As a result of this study, the firm noted, the FDA updated Ortho Evra's warning to reflect that women using the patch faced twice the risk of blood clots as women on the pill.
"The FDA also asked Ortho McNeil to conduct a longer study of the contraceptive patch to evaluate the risks of blood clots, heart attack and stroke," the Parker & Waichman press release stated.
According to its 2005 Annual Report, J&J sold $1.1 billion in contraceptives in 2005, but the report predicted a decline in sales for 2006 because of "labeling changes and negative media coverage concerning product safety."
Warnings to young women to stay away from the patch are growing in number. On September 29, 2006, the Editorial Board of the Exponent, a Purdue college newspaper, said women should use the birth control pill instead of the Ortho Evra birth control patch and also said the patch should be removed from the market.
The Exponent, published by the Purdue Student Publishing Foundation, is Indiana's largest collegiate daily newspaper and is primarily a student operation.
According to the Wall Street Journal, in providing health care services to 42,000 students, Pennsylvania State University is no longer writing prescriptions for the patch.
The Journal also reported that similar actions were being taken by health officials at other universities including Stanford, the University of Texas at Austin, the University of California, Berkeley, and the Connecticut College in New London.
Legal experts say the patch maker is scrambling to settle as many of these lawsuits as quickly and silently as possible with substantial monetary awards that come with the signing of confidential settlement agreements because it does not want to risk the public spectacle of a steady stream of young injured women parading before a jury.
"Ortho-McNeil Pharmaceutical," the April 9, 2006 New York Post reported "has settled a dozen lawsuits for millions of dollars in the last few months."
On May 2, 2006, a J&J attorney wrote a judge in New Jersey to say that 11 women who filed suit in that state had received settlements, although the amounts were kept confidential.
Also on May 2, 2006, a J&J attorney informed an Ohio judge that the company was prepared to settle all cases where the plaintiffs were hospitalized for pulmonary embolisms, deep vein thrombosis, heart attacks or strokes.
On May 16, 2006, the New Jersey Law Journal quoted a plaintiff's attorney who estimates that "many of these cases are seven figures, many are probably substantial six-figure cases."
However, settling these lawsuits as quickly as they are filed may not turn out to be so easy.
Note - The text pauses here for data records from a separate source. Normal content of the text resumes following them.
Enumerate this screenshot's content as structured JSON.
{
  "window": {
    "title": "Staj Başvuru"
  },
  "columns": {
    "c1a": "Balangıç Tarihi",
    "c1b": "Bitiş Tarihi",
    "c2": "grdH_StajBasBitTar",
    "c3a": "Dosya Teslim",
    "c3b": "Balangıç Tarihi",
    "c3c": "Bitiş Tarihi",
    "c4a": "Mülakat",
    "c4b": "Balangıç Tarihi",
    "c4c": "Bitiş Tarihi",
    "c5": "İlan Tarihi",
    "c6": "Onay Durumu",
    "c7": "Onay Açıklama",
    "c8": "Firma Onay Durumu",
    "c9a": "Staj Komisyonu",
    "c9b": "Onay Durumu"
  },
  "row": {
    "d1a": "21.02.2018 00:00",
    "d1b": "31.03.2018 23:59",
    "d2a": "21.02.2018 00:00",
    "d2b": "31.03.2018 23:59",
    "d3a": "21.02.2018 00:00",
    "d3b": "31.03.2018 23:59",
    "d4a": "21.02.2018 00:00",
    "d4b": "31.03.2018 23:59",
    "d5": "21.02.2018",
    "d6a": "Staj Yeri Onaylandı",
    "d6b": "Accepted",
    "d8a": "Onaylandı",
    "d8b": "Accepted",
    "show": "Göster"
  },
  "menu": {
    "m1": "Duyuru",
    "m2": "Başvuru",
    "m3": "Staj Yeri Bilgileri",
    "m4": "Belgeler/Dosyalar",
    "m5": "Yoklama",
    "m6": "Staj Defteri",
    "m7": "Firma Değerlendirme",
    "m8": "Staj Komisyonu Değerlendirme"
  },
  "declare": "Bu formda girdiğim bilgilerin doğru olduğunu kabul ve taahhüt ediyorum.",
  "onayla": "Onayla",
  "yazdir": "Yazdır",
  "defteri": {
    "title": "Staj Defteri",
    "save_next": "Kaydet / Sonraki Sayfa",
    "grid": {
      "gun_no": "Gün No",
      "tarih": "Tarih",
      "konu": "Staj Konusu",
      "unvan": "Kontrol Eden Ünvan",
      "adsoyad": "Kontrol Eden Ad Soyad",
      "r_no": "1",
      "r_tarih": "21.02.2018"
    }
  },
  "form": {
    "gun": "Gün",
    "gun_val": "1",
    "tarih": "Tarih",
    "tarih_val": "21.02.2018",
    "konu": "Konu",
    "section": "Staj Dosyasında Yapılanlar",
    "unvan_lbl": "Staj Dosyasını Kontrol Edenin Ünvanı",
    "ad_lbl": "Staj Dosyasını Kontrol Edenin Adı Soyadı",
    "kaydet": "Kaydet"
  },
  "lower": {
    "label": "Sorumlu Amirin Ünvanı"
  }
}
Critics say there are likely to be tens of thousands more women spread out all over the country who do not yet realize that their health problems are caused by the patch.
Which may very well be true, because even though the FDA says it has received about 9,000 reports of adverse events related to the patch, the agency acknowledges that only between 1% and 10% of adverse events ever get reported and according to Bloomberg News on Mary 13, 2006, Johnson & Johnson has sold patches to 5 million women since the launch of the product in 2002.